◆ Exercise goal ◆
Repeat each entry in the data, exactly.

---+---

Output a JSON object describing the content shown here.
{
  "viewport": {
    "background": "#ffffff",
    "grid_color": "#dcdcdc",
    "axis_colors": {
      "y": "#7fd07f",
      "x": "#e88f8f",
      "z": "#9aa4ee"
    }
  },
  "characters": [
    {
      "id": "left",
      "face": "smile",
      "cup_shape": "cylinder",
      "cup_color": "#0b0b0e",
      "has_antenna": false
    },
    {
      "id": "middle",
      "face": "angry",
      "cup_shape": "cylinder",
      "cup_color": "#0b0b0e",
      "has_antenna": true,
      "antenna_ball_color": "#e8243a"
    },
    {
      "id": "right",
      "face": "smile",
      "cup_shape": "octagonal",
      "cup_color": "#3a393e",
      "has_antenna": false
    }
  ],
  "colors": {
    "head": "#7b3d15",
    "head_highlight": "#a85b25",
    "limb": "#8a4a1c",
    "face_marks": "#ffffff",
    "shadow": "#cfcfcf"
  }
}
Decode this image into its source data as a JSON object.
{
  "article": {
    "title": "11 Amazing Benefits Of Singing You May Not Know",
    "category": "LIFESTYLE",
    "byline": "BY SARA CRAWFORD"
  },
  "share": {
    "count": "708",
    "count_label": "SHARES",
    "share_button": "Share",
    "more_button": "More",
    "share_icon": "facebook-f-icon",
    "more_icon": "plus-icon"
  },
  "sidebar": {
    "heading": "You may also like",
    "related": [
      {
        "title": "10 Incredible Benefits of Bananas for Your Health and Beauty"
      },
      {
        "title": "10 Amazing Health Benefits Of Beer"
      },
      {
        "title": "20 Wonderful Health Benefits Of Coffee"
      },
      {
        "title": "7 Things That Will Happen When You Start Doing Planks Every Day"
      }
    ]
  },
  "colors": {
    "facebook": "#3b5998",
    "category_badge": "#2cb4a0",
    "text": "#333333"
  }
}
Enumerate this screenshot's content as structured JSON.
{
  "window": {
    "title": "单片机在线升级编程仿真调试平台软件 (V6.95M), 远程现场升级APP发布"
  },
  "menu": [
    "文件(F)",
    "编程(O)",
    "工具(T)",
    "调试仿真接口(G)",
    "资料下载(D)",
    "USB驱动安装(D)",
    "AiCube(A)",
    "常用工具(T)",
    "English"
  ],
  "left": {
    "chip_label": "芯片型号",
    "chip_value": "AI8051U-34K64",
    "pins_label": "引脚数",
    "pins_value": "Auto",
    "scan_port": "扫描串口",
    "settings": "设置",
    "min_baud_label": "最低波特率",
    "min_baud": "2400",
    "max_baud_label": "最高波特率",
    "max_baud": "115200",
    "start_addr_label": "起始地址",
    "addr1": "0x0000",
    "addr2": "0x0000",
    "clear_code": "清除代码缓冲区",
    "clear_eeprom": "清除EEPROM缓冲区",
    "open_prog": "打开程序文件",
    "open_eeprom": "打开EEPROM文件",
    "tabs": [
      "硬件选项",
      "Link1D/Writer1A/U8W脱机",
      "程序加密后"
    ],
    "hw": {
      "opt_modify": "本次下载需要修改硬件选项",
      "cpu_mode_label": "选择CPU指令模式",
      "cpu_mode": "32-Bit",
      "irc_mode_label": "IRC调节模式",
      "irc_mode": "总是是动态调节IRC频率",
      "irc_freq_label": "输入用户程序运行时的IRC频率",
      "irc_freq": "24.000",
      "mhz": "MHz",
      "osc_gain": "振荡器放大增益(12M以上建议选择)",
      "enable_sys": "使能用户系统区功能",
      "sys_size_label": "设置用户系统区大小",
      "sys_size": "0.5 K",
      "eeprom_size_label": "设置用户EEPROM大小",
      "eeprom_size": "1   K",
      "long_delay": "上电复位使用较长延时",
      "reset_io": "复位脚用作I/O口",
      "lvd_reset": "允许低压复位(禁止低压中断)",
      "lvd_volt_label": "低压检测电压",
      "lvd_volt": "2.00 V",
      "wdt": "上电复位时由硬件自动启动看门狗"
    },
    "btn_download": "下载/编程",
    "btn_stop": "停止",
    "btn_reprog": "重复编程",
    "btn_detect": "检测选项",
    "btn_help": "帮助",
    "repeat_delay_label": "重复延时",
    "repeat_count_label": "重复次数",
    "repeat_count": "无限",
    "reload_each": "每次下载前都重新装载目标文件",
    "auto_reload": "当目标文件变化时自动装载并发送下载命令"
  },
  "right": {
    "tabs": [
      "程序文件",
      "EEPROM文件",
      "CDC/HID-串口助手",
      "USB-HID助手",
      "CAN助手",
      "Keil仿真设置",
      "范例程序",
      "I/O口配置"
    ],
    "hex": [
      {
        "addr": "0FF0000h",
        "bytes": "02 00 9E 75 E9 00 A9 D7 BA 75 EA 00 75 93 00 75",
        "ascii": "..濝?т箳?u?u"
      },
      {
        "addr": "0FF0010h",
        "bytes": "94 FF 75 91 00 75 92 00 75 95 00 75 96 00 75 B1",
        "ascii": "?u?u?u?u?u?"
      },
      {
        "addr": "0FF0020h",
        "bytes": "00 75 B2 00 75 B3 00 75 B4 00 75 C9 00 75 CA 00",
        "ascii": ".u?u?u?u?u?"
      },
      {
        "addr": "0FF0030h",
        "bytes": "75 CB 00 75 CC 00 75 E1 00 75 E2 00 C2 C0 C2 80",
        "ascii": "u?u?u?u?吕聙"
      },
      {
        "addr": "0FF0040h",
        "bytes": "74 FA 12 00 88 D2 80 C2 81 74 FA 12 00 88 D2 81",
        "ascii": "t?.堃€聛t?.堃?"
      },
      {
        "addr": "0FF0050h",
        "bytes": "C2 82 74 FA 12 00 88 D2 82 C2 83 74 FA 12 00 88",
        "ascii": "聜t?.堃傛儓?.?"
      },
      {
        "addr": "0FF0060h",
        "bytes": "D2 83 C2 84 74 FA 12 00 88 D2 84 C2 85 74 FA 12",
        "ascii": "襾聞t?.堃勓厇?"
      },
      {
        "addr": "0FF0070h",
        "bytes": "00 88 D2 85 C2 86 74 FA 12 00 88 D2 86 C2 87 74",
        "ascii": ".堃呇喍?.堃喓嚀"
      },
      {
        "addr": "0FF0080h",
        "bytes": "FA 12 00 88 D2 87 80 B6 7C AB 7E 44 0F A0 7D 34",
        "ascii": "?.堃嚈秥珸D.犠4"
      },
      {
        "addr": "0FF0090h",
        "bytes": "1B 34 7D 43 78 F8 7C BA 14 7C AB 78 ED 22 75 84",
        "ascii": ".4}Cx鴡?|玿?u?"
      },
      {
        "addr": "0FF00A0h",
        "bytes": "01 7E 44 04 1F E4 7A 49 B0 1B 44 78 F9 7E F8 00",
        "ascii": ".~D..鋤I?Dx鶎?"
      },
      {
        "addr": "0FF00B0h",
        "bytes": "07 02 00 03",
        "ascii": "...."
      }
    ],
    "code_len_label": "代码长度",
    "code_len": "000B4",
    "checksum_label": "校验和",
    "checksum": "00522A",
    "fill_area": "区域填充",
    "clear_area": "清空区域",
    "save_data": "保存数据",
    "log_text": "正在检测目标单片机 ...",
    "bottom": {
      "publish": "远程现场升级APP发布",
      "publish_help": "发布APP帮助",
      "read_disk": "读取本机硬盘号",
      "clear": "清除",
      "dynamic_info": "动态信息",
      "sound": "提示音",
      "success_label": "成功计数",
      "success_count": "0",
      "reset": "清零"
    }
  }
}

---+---

◆ Answer space ◆
Output a JSON object describing the content shown here.
{
  "viewport": {
    "background": "#ffffff",
    "grid_color": "#dcdcdc",
    "axis_colors": {
      "y": "#7fd07f",
      "x": "#e88f8f",
      "z": "#9aa4ee"
    }
  },
  "characters": [
    {
      "id": "left",
      "face": "smile",
      "cup_shape": "cylinder",
      "cup_color": "#0b0b0e",
      "has_antenna": false
    },
    {
      "id": "middle",
      "face": "angry",
      "cup_shape": "cylinder",
      "cup_color": "#0b0b0e",
      "has_antenna": true,
      "antenna_ball_color": "#e8243a"
    },
    {
      "id": "right",
      "face": "smile",
      "cup_shape": "octagonal",
      "cup_color": "#3a393e",
      "has_antenna": false
    }
  ],
  "colors": {
    "head": "#7b3d15",
    "head_highlight": "#a85b25",
    "limb": "#8a4a1c",
    "face_marks": "#ffffff",
    "shadow": "#cfcfcf"
  }
}
Decode this image into its source data as a JSON object.
{
  "article": {
    "title": "11 Amazing Benefits Of Singing You May Not Know",
    "category": "LIFESTYLE",
    "byline": "BY SARA CRAWFORD"
  },
  "share": {
    "count": "708",
    "count_label": "SHARES",
    "share_button": "Share",
    "more_button": "More",
    "share_icon": "facebook-f-icon",
    "more_icon": "plus-icon"
  },
  "sidebar": {
    "heading": "You may also like",
    "related": [
      {
        "title": "10 Incredible Benefits of Bananas for Your Health and Beauty"
      },
      {
        "title": "10 Amazing Health Benefits Of Beer"
      },
      {
        "title": "20 Wonderful Health Benefits Of Coffee"
      },
      {
        "title": "7 Things That Will Happen When You Start Doing Planks Every Day"
      }
    ]
  },
  "colors": {
    "facebook": "#3b5998",
    "category_badge": "#2cb4a0",
    "text": "#333333"
  }
}
Enumerate this screenshot's content as structured JSON.
{
  "window": {
    "title": "单片机在线升级编程仿真调试平台软件 (V6.95M), 远程现场升级APP发布"
  },
  "menu": [
    "文件(F)",
    "编程(O)",
    "工具(T)",
    "调试仿真接口(G)",
    "资料下载(D)",
    "USB驱动安装(D)",
    "AiCube(A)",
    "常用工具(T)",
    "English"
  ],
  "left": {
    "chip_label": "芯片型号",
    "chip_value": "AI8051U-34K64",
    "pins_label": "引脚数",
    "pins_value": "Auto",
    "scan_port": "扫描串口",
    "settings": "设置",
    "min_baud_label": "最低波特率",
    "min_baud": "2400",
    "max_baud_label": "最高波特率",
    "max_baud": "115200",
    "start_addr_label": "起始地址",
    "addr1": "0x0000",
    "addr2": "0x0000",
    "clear_code": "清除代码缓冲区",
    "clear_eeprom": "清除EEPROM缓冲区",
    "open_prog": "打开程序文件",
    "open_eeprom": "打开EEPROM文件",
    "tabs": [
      "硬件选项",
      "Link1D/Writer1A/U8W脱机",
      "程序加密后"
    ],
    "hw": {
      "opt_modify": "本次下载需要修改硬件选项",
      "cpu_mode_label": "选择CPU指令模式",
      "cpu_mode": "32-Bit",
      "irc_mode_label": "IRC调节模式",
      "irc_mode": "总是是动态调节IRC频率",
      "irc_freq_label": "输入用户程序运行时的IRC频率",
      "irc_freq": "24.000",
      "mhz": "MHz",
      "osc_gain": "振荡器放大增益(12M以上建议选择)",
      "enable_sys": "使能用户系统区功能",
      "sys_size_label": "设置用户系统区大小",
      "sys_size": "0.5 K",
      "eeprom_size_label": "设置用户EEPROM大小",
      "eeprom_size": "1   K",
      "long_delay": "上电复位使用较长延时",
      "reset_io": "复位脚用作I/O口",
      "lvd_reset": "允许低压复位(禁止低压中断)",
      "lvd_volt_label": "低压检测电压",
      "lvd_volt": "2.00 V",
      "wdt": "上电复位时由硬件自动启动看门狗"
    },
    "btn_download": "下载/编程",
    "btn_stop": "停止",
    "btn_reprog": "重复编程",
    "btn_detect": "检测选项",
    "btn_help": "帮助",
    "repeat_delay_label": "重复延时",
    "repeat_count_label": "重复次数",
    "repeat_count": "无限",
    "reload_each": "每次下载前都重新装载目标文件",
    "auto_reload": "当目标文件变化时自动装载并发送下载命令"
  },
  "right": {
    "tabs": [
      "程序文件",
      "EEPROM文件",
      "CDC/HID-串口助手",
      "USB-HID助手",
      "CAN助手",
      "Keil仿真设置",
      "范例程序",
      "I/O口配置"
    ],
    "hex": [
      {
        "addr": "0FF0000h",
        "bytes": "02 00 9E 75 E9 00 A9 D7 BA 75 EA 00 75 93 00 75",
        "ascii": "..濝?т箳?u?u"
      },
      {
        "addr": "0FF0010h",
        "bytes": "94 FF 75 91 00 75 92 00 75 95 00 75 96 00 75 B1",
        "ascii": "?u?u?u?u?u?"
      },
      {
        "addr": "0FF0020h",
        "bytes": "00 75 B2 00 75 B3 00 75 B4 00 75 C9 00 75 CA 00",
        "ascii": ".u?u?u?u?u?"
      },
      {
        "addr": "0FF0030h",
        "bytes": "75 CB 00 75 CC 00 75 E1 00 75 E2 00 C2 C0 C2 80",
        "ascii": "u?u?u?u?吕聙"
      },
      {
        "addr": "0FF0040h",
        "bytes": "74 FA 12 00 88 D2 80 C2 81 74 FA 12 00 88 D2 81",
        "ascii": "t?.堃€聛t?.堃?"
      },
      {
        "addr": "0FF0050h",
        "bytes": "C2 82 74 FA 12 00 88 D2 82 C2 83 74 FA 12 00 88",
        "ascii": "聜t?.堃傛儓?.?"
      },
      {
        "addr": "0FF0060h",
        "bytes": "D2 83 C2 84 74 FA 12 00 88 D2 84 C2 85 74 FA 12",
        "ascii": "襾聞t?.堃勓厇?"
      },
      {
        "addr": "0FF0070h",
        "bytes": "00 88 D2 85 C2 86 74 FA 12 00 88 D2 86 C2 87 74",
        "ascii": ".堃呇喍?.堃喓嚀"
      },
      {
        "addr": "0FF0080h",
        "bytes": "FA 12 00 88 D2 87 80 B6 7C AB 7E 44 0F A0 7D 34",
        "ascii": "?.堃嚈秥珸D.犠4"
      },
      {
        "addr": "0FF0090h",
        "bytes": "1B 34 7D 43 78 F8 7C BA 14 7C AB 78 ED 22 75 84",
        "ascii": ".4}Cx鴡?|玿?u?"
      },
      {
        "addr": "0FF00A0h",
        "bytes": "01 7E 44 04 1F E4 7A 49 B0 1B 44 78 F9 7E F8 00",
        "ascii": ".~D..鋤I?Dx鶎?"
      },
      {
        "addr": "0FF00B0h",
        "bytes": "07 02 00 03",
        "ascii": "...."
      }
    ],
    "code_len_label": "代码长度",
    "code_len": "000B4",
    "checksum_label": "校验和",
    "checksum": "00522A",
    "fill_area": "区域填充",
    "clear_area": "清空区域",
    "save_data": "保存数据",
    "log_text": "正在检测目标单片机 ...",
    "bottom": {
      "publish": "远程现场升级APP发布",
      "publish_help": "发布APP帮助",
      "read_disk": "读取本机硬盘号",
      "clear": "清除",
      "dynamic_info": "动态信息",
      "sound": "提示音",
      "success_label": "成功计数",
      "success_count": "0",
      "reset": "清零"
    }
  }
}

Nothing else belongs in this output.